Authors:
Taneal Wiseman
Taneal Wiseman
St George Hospital
St. George | United States
Kate Curtis
Kate Curtis
University of Sydney
Australia
Alexandra Young
Alexandra Young
University College London
United Kingdom
Connie Van
Connie Van
The University of Sydney
Australia
Kim Foster
Kim Foster
James Cook University
Australia

Australas Emerg Care 2018 Nov 23;21(4):137-142. Epub 2018 Oct 23.

Susan Wakil School of Nursing and Midwifery Sydney, The University of Sydney, 88 Mallet Street Camperdown, NSW 2006, Australia; Australian Catholic University & North Western Mental Health, Level 1 North, City Campus, The Royal Melbourne Hospital Grattan Street, Parkville, Victoria 3050, Australia. Electronic address:

Background: Childhood injury is the largest cause of paediatric hospitalisation in Australia. Parents' psychological wellbeing is important in enabling them to support their children's recovery, however little is known about parents' psychosocial support needs during their child's admission to the emergency department. This study explores the experiences and support needs of parents of critically injured children in the emergency department.

Methods: An exploratory qualitative approach was used. Semi-structured face to face interviews were conducted with 40 parents of 30 critically injured children aged 0-12 years across 4 Australian hospitals. Transcribed data were managed using NVivo 10 and qualitative content analysis was performed.

Results: Four themes of parent experience emerged from analysis: being in shock and distress; feeling challenged by the ed environment; dealing with urgent priorities; and having immediate needs met.

Conclusions: There is a need for easy-to-understand information for parents in the ED following their child's injury. Recommendations include use of a checklist for emergency clinicians on what information to provide parents and provision of anticipatory guidance to parents on what to expect psychologically following injury. A dedicated family support coordinator is needed to support parents and children throughout the injury trajectory.
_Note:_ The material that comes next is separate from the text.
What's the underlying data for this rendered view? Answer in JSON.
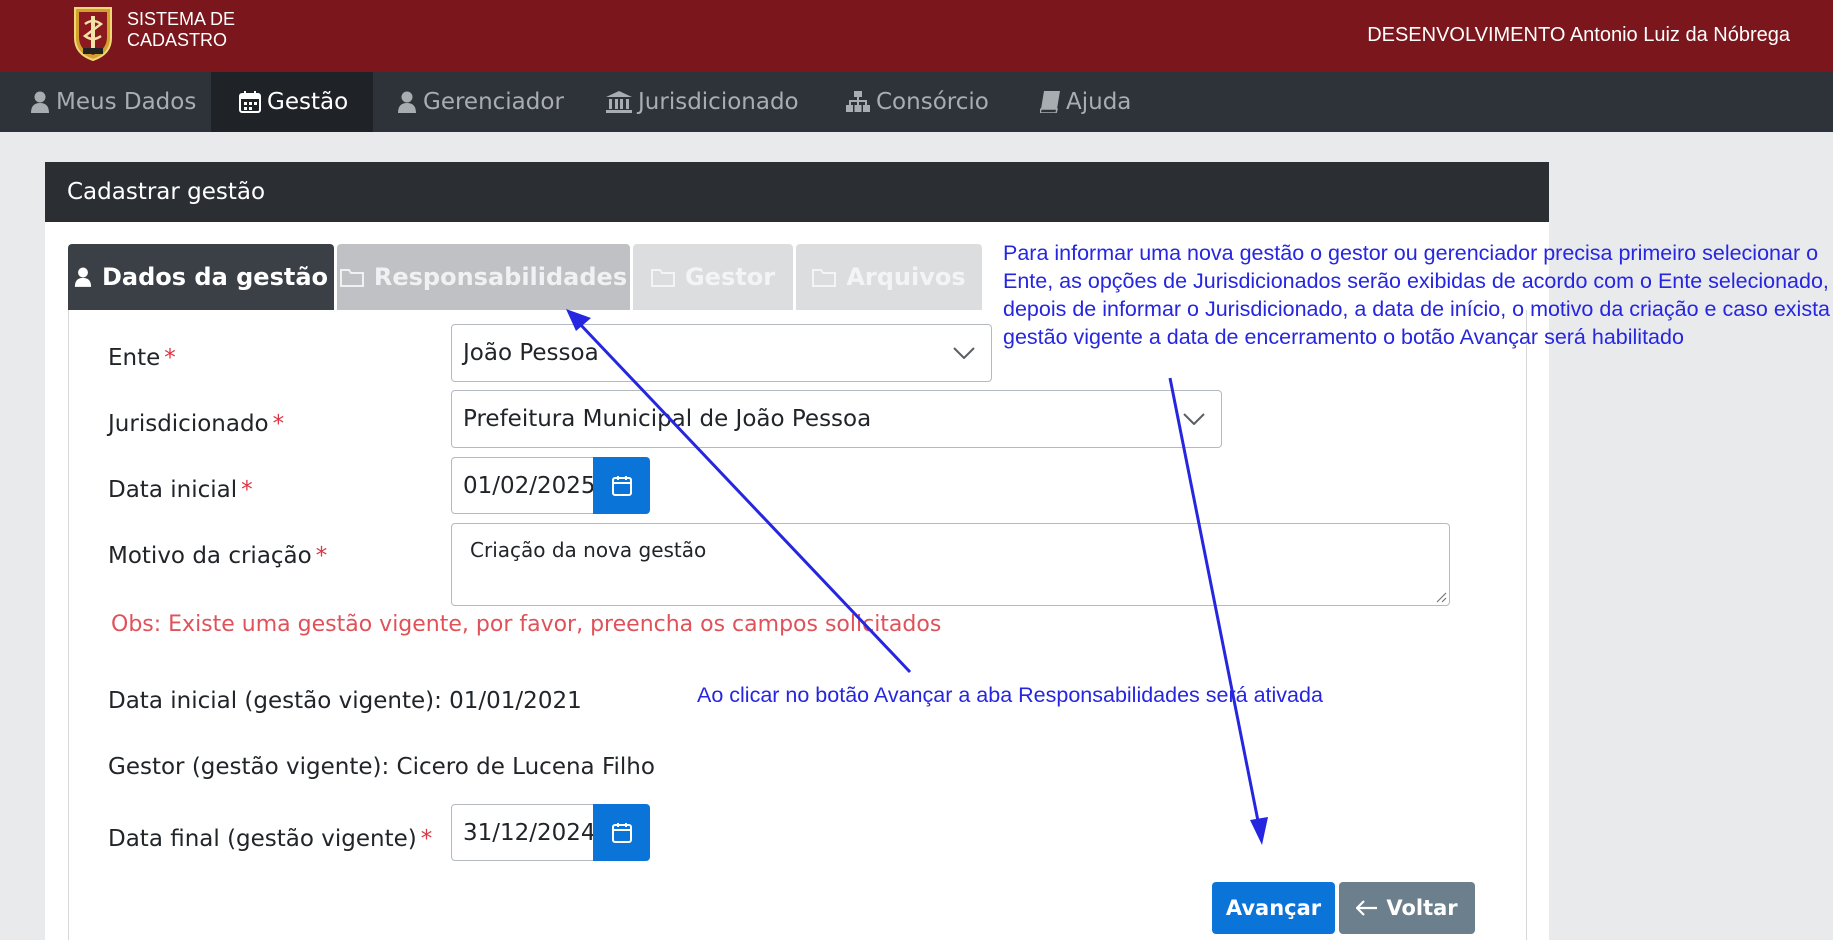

Download full-text PDF

Source
http://dx.doi.org/10.1016/j.auec.2018.09.002DOI Listing

Still can't find the full text of the article?

We can help you send a request to the authors directly.
November 2018
2 Reads

Publication Analysis

Top Keywords

parents critically
12
critically injured
12
injured children
12
support parents
12
emergency department
8
children emergency
8
parents
7
support
6
aged 0-12
4
children aged
4
provide parents
4
conducted parents
4
0-12 years
4
parents provision
4
clinicians provide
4
hospitals transcribed
4
transcribed data
4
emergency clinicians
4
australian hospitals
4
years australian
4

Altmetric Statistics

Similar Publications